The mix needs to sit for about 10 minutes until bubbles appear in the batter. While we wait for the mix to double I heat up pans. Getting the heat right is the most difficult part of the process.
It’s best to make pikelets on a cast iron griddle or girdle because its flat plate surface makes flipping a lot easier. Next best is a cast iron pan. Cast iron takes longer to reach heat than a steel pain but will produce a more even heat. The pan needs to be sprayed with oil or do it the old fashioned way of a little butter on butter paper and wiping around the pan.
The first pickles we make is a tiny version to test whether the temperature is right.
You can cook a number of pikelets at once but I felt for our class we should concentrate on one at a time.
We wait until some of the bubbles begin to pop indicating that the mix is cooking and the bottom is browning. Time to flip….
I show them first time how to do it, help them flip the next, and then they get to flip on their own.
I found I was fast running out of time. It was decided that on the final Friday I would have six children and make scones for the whole class so they can enjoy sharing food with their classmates. I wanted them to experience that sharing is the most rewarding part of cooking. Scones are great for a large crowd and we made 36 scones with every child making 6 scones each.

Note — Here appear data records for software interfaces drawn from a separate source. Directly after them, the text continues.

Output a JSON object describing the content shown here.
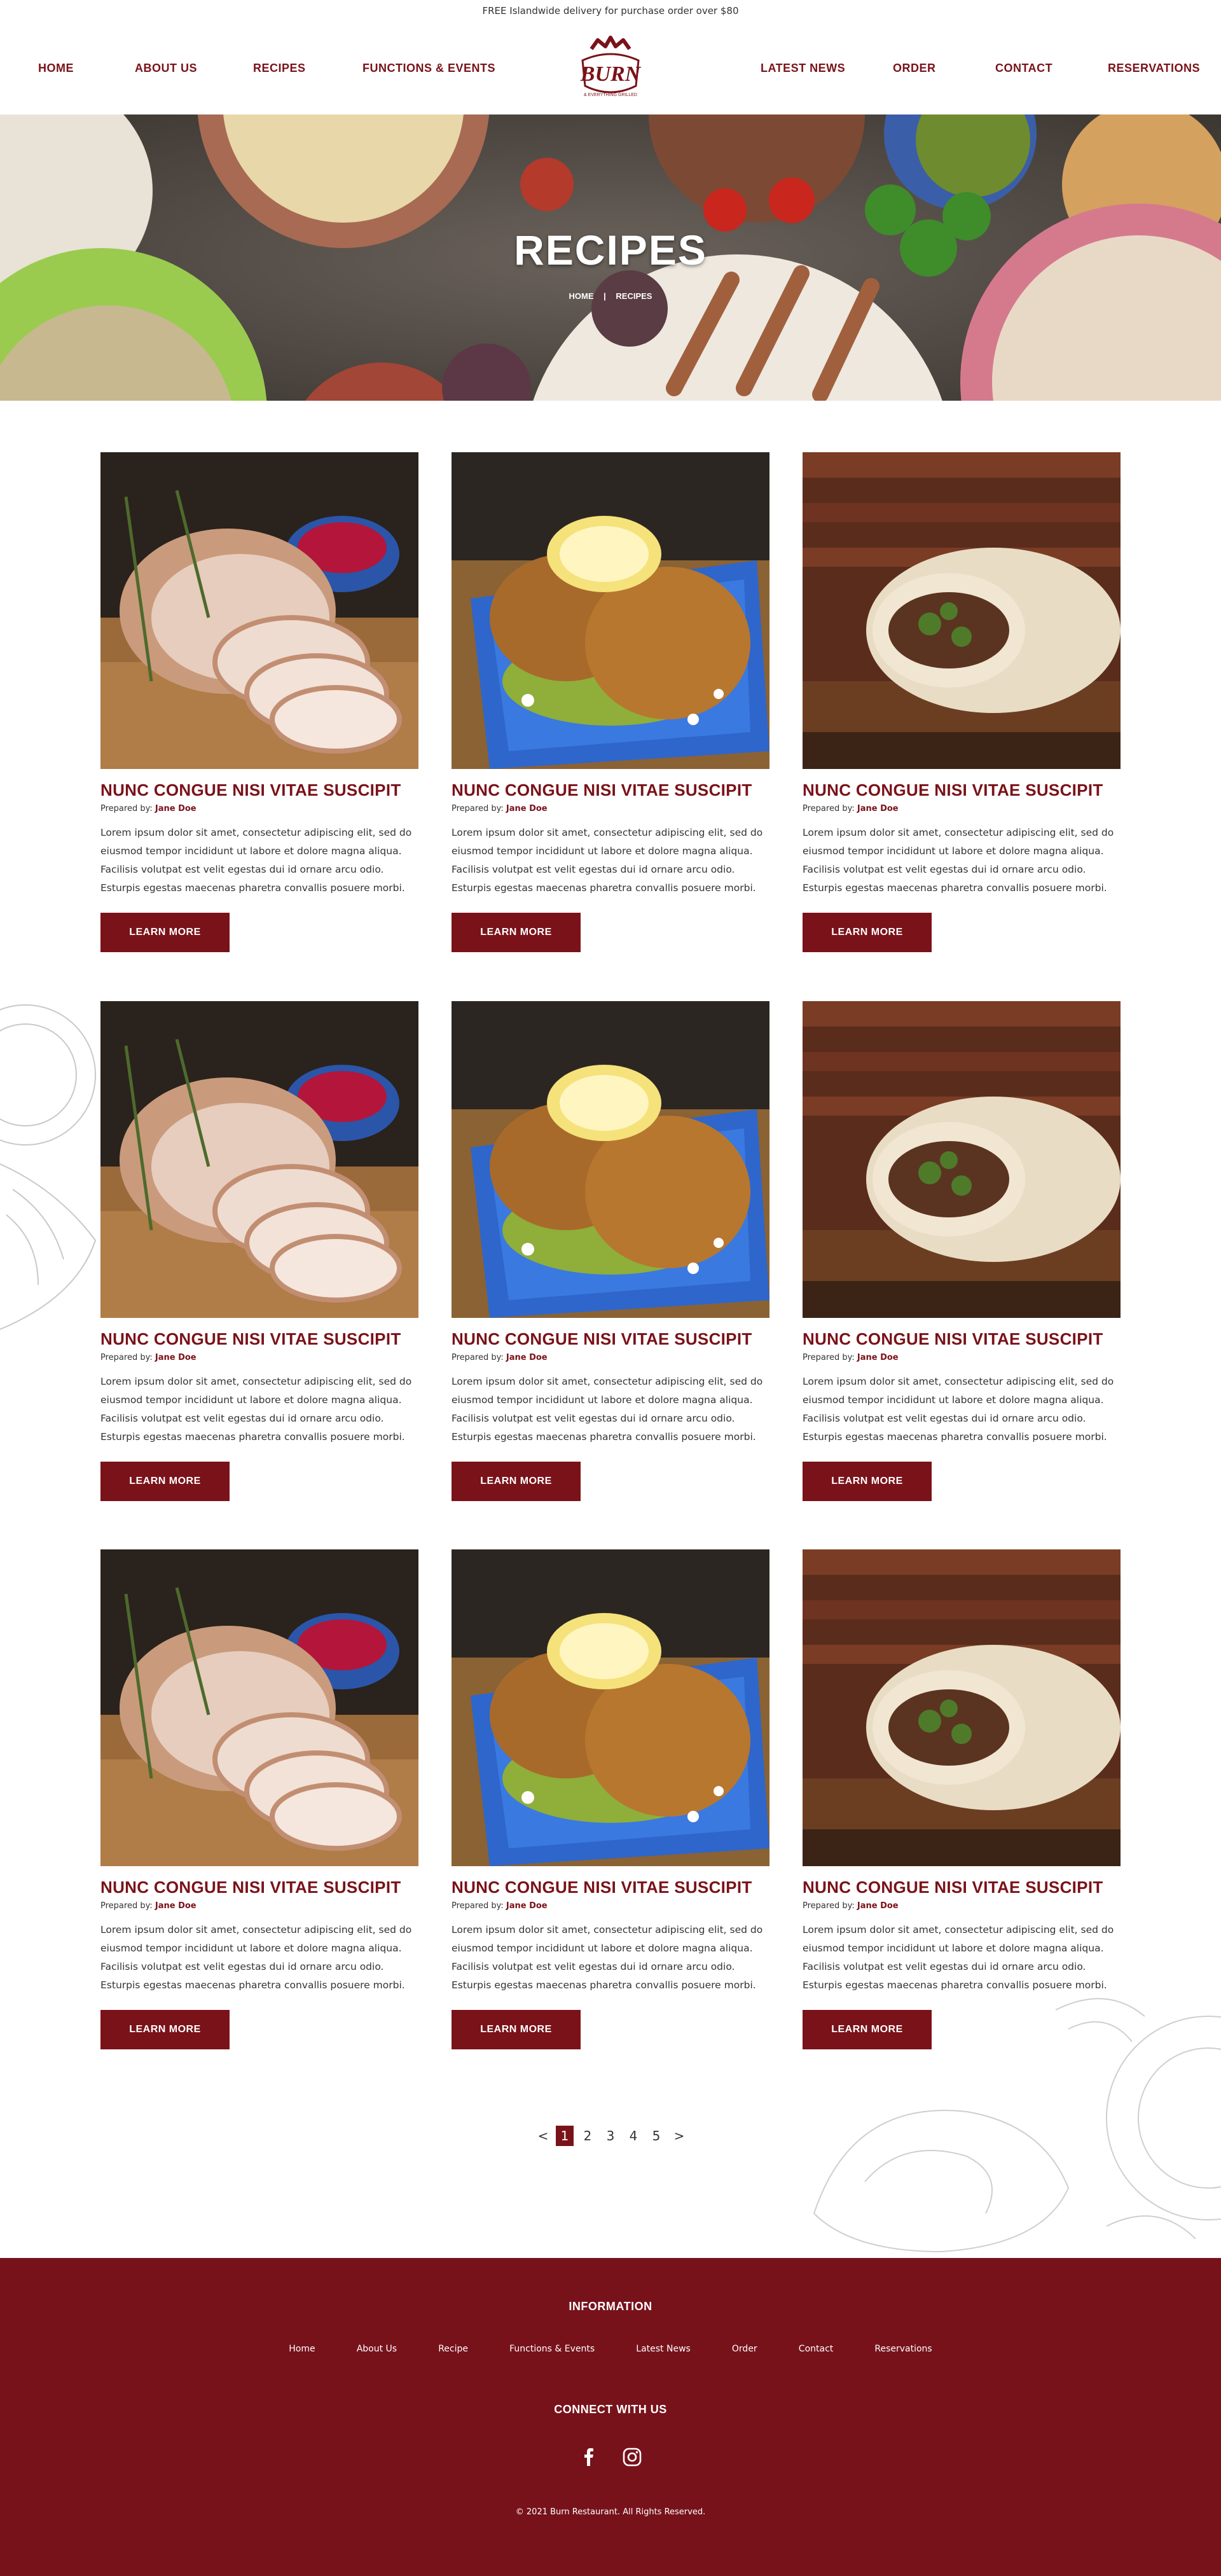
{
  "topbar": {
    "text": "FREE Islandwide delivery for purchase order over $80"
  },
  "nav": {
    "home": "HOME",
    "about": "ABOUT US",
    "recipes": "RECIPES",
    "functions": "FUNCTIONS & EVENTS",
    "news": "LATEST NEWS",
    "order": "ORDER",
    "contact": "CONTACT",
    "reservations": "RESERVATIONS"
  },
  "logo": {
    "word": "BURN",
    "tagline": "& EVERYTHING GRILLED"
  },
  "hero": {
    "title": "RECIPES",
    "crumb_home": "HOME",
    "crumb_sep": "|",
    "crumb_current": "RECIPES"
  },
  "recipe": {
    "title": "NUNC CONGUE NISI VITAE SUSCIPIT",
    "prepared_label": "Prepared by:",
    "author": "Jane Doe",
    "body": "Lorem ipsum dolor sit amet, consectetur adipiscing elit, sed do eiusmod tempor incididunt ut labore et dolore magna aliqua. Facilisis volutpat est velit egestas dui id ornare arcu odio. Esturpis egestas maecenas pharetra convallis posuere morbi.",
    "button": "LEARN MORE"
  },
  "pagination": {
    "prev": "<",
    "pages": [
      "1",
      "2",
      "3",
      "4",
      "5"
    ],
    "next": ">",
    "current": "1"
  },
  "footer": {
    "info_heading": "INFORMATION",
    "links": [
      "Home",
      "About Us",
      "Recipe",
      "Functions & Events",
      "Latest News",
      "Order",
      "Contact",
      "Reservations"
    ],
    "connect_heading": "CONNECT WITH US",
    "copyright": "© 2021 Burn Restaurant. All Rights Reserved."
  },
  "colors": {
    "brand": "#7a1219",
    "footer_bg": "#77121b"
  }
}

Thankfully Susie offered to help and teaching assistant Miss Stevenson made the gluten free scones with Holly and Remy who have gluten allergies.
I had previously discounted making scones with the children because scones can too easily be overworked resulting in a tough, dry result. I would need to supervise the mixing closely but the rubbing in butter into flour would be fun for the children to experience.

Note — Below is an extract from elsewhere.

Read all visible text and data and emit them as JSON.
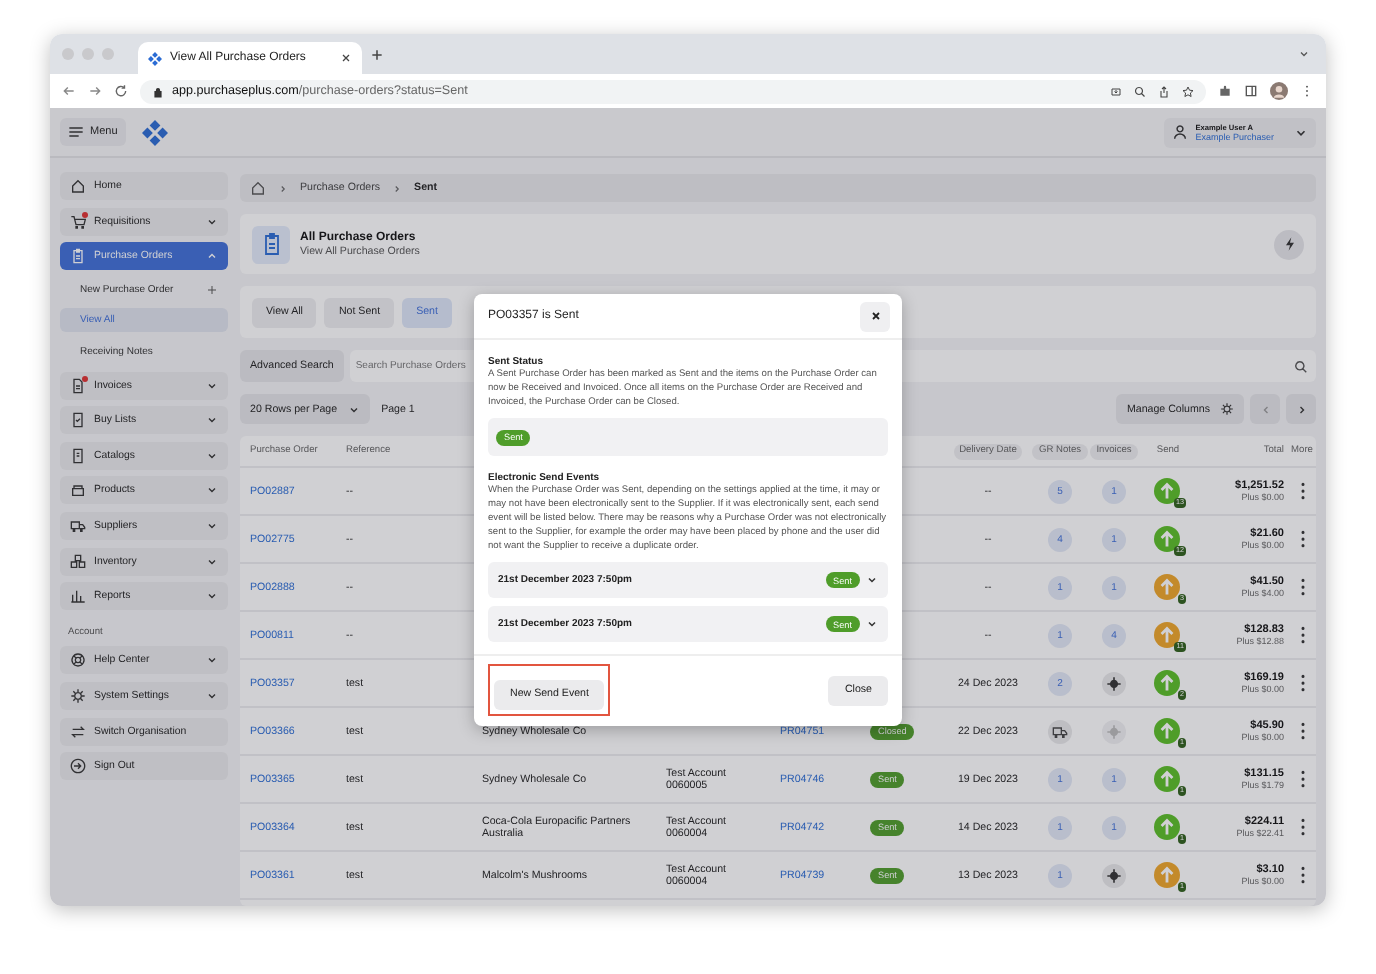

First of all we did the grand hand wash and told them that if they touched their faces they would need to wash again especially because they were using their hands in the mix. Isn’t it always the way, if told not touch your face you suddenly get an itch? The more Jack and Luca thought about it the itchier their noses became. Suzie patiently would go through the washing hands process again and again but they all now know the importance of clean hands when preparing food.

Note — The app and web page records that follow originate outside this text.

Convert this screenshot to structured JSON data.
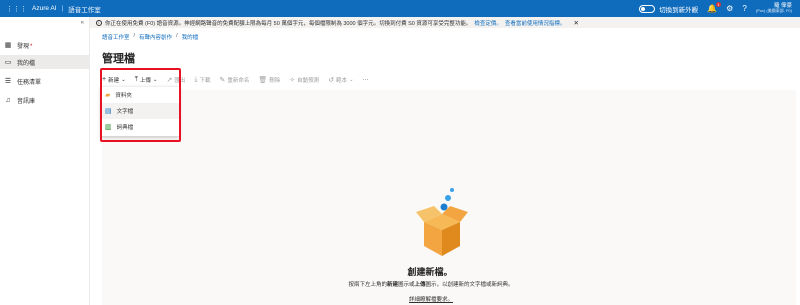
{
  "header": {
    "brand": "Azure AI",
    "app_title": "語音工作室",
    "toggle_label": "切換到新外觀",
    "notification_count": "1",
    "user_name": "羅 偉豪",
    "user_org": "(Poc) (美國東部, F0)"
  },
  "notice": {
    "icon": "info-icon",
    "text": "你正在使用免費 (F0) 語音資源。神經網路聲音的免費配額上限為每月 50 萬個字元，每個檔限制為 3000 個字元。切換到付費 S0 資源可享受完整功能。",
    "link1": "檢查定價。",
    "link2": "查看當前使用情況指標。"
  },
  "sidebar": {
    "items": [
      {
        "label": "發現",
        "icon": "grid-icon",
        "required": "*"
      },
      {
        "label": "我的檔",
        "icon": "folder-icon"
      },
      {
        "label": "任務清單",
        "icon": "list-icon"
      },
      {
        "label": "音訊庫",
        "icon": "audio-icon"
      }
    ]
  },
  "breadcrumb": [
    "語音工作室",
    "有聲內容創作",
    "我的檔"
  ],
  "page_title": "管理檔",
  "toolbar": {
    "new": "新建",
    "upload": "上傳",
    "export": "匯出",
    "download": "下載",
    "rename": "重新命名",
    "delete": "刪除",
    "predict": "自動預測",
    "version": "範本",
    "more": "···"
  },
  "new_menu": {
    "options": [
      {
        "label": "資料夾",
        "icon": "folder-icon"
      },
      {
        "label": "文字檔",
        "icon": "text-file-icon"
      },
      {
        "label": "詞典檔",
        "icon": "lexicon-file-icon"
      }
    ]
  },
  "empty_state": {
    "title": "創建新檔。",
    "desc_pre": "按兩下左上角的",
    "desc_new": "新建",
    "desc_mid": "圖示或",
    "desc_upload": "上傳",
    "desc_post": "圖示，以創建新的文字檔或新詞典。",
    "link": "詳細瞭解檔要求。"
  },
  "colors": {
    "accent": "#0f6cbd",
    "highlight": "#e81123",
    "box": "#f2a541"
  }
}
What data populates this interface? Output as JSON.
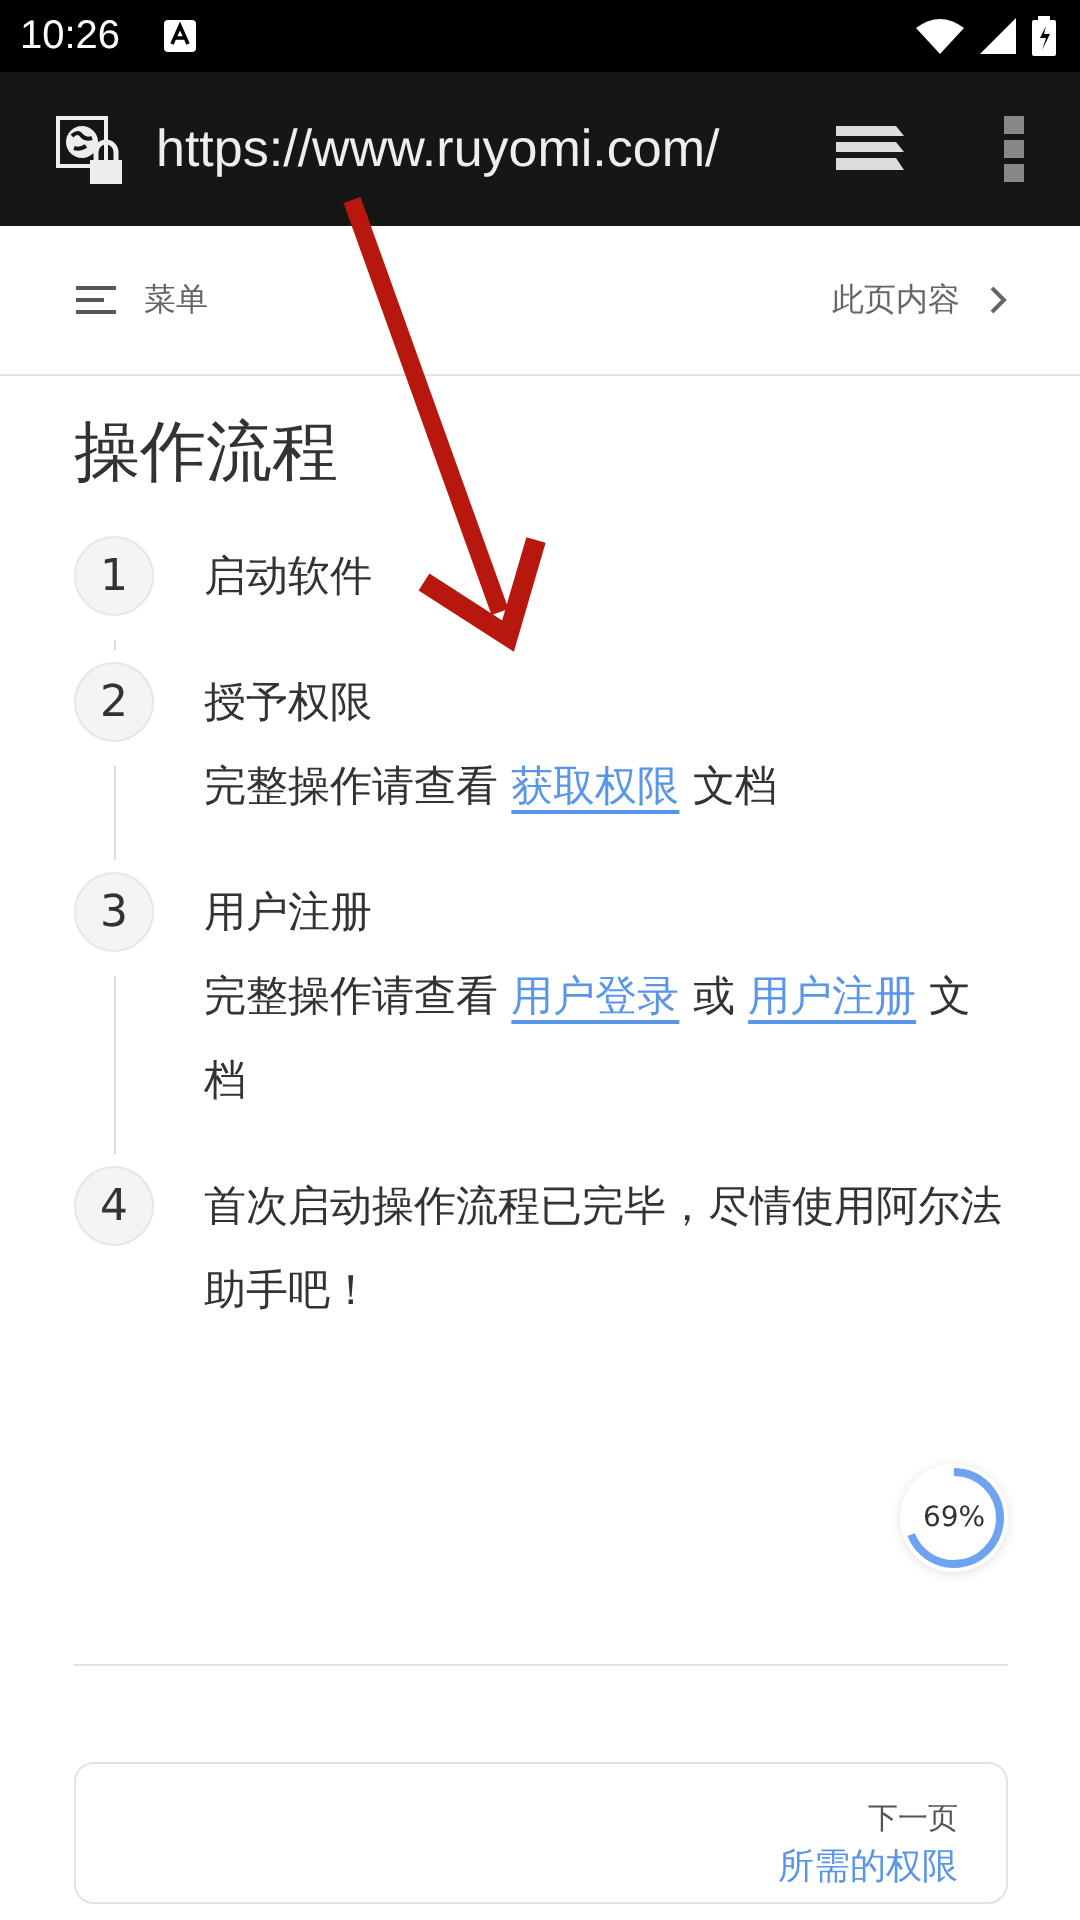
{
  "status_bar": {
    "time": "10:26"
  },
  "browser": {
    "url": "https://www.ruyomi.com/"
  },
  "nav": {
    "menu_label": "菜单",
    "toc_label": "此页内容"
  },
  "title": "操作流程",
  "steps": [
    {
      "number": "1",
      "title": "启动软件"
    },
    {
      "number": "2",
      "title": "授予权限",
      "description": [
        {
          "kind": "text",
          "text": "完整操作请查看 "
        },
        {
          "kind": "link",
          "text": "获取权限"
        },
        {
          "kind": "text",
          "text": " 文档"
        }
      ]
    },
    {
      "number": "3",
      "title": "用户注册",
      "description": [
        {
          "kind": "text",
          "text": "完整操作请查看 "
        },
        {
          "kind": "link",
          "text": "用户登录"
        },
        {
          "kind": "text",
          "text": " 或 "
        },
        {
          "kind": "link",
          "text": "用户注册"
        },
        {
          "kind": "text",
          "text": " 文档"
        }
      ]
    },
    {
      "number": "4",
      "title": "首次启动操作流程已完毕，尽情使用阿尔法助手吧！"
    }
  ],
  "reading_progress": {
    "level": 0.69,
    "reading": "69%"
  },
  "next_page": {
    "label": "下一页",
    "link": "所需的权限"
  }
}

(Makes 12 – preheat oven to 200ºC)
2 cups of flour (or a mix of 1½ white and ½ wholemeal)
4 levelled off teaspoons of Baking Powder
100 grams of butter
Pinch of salt
*Milk to mix to soft dough – approx 1 cup
Extra flour for patting out and cutting
*Milk Kefir makes fantastic scones as would buttermilk. As kefir is like yoghurt with a tart flavour I usually add 1 tsp of sugar to the flour if using kefir.
Once the flour, baking powder and salt has been sifted, its time to rub in the butter. This can be done in a food processor but I find the end result is better if done by hand.
Always use cold butter and dice the butter into 1-2 cm cubes.
I tend to smear the cubes into the flour and then rub mix between fingers to reduce the butter to a breadcrumbs consistency. The children worked their bowls of butter and flour beautifully.
The messy part over, they all washed their hands ready for making the dough.
I showed them how to use a table knife to mix in the milk by cutting through the flour rather than stirring. I just pour the milk rather than measure it out. We mixed until all the flour could form a ball easily.
With scones the mix should be wet rather than dry (wetter than you would for pastry). A light covering of flour on the work surface will ensure they don’t stick.
No need to roll just lightly pat down the ball to about 2.5 cm in height and cut into 12 and place on a cold tray either sprinkled with flour or on a sheet of baking paper.
Bake for 10-12 minutes – the smell test is the best timer you can use. Once you smell them cooking they are usually cooked.
Out of the oven, the next job was to put butter and jam on the scones to share with the class.
One thing these classes have taught me is not to underestimate what children can do on their own. My final group of six certainly made great scones and we wrapped up one of their own scones for home.
Children introduced to the enjoyment of cooking something for themselves and their friends will create good food memories that hopefully will inspire them to be creative in their future kitchens.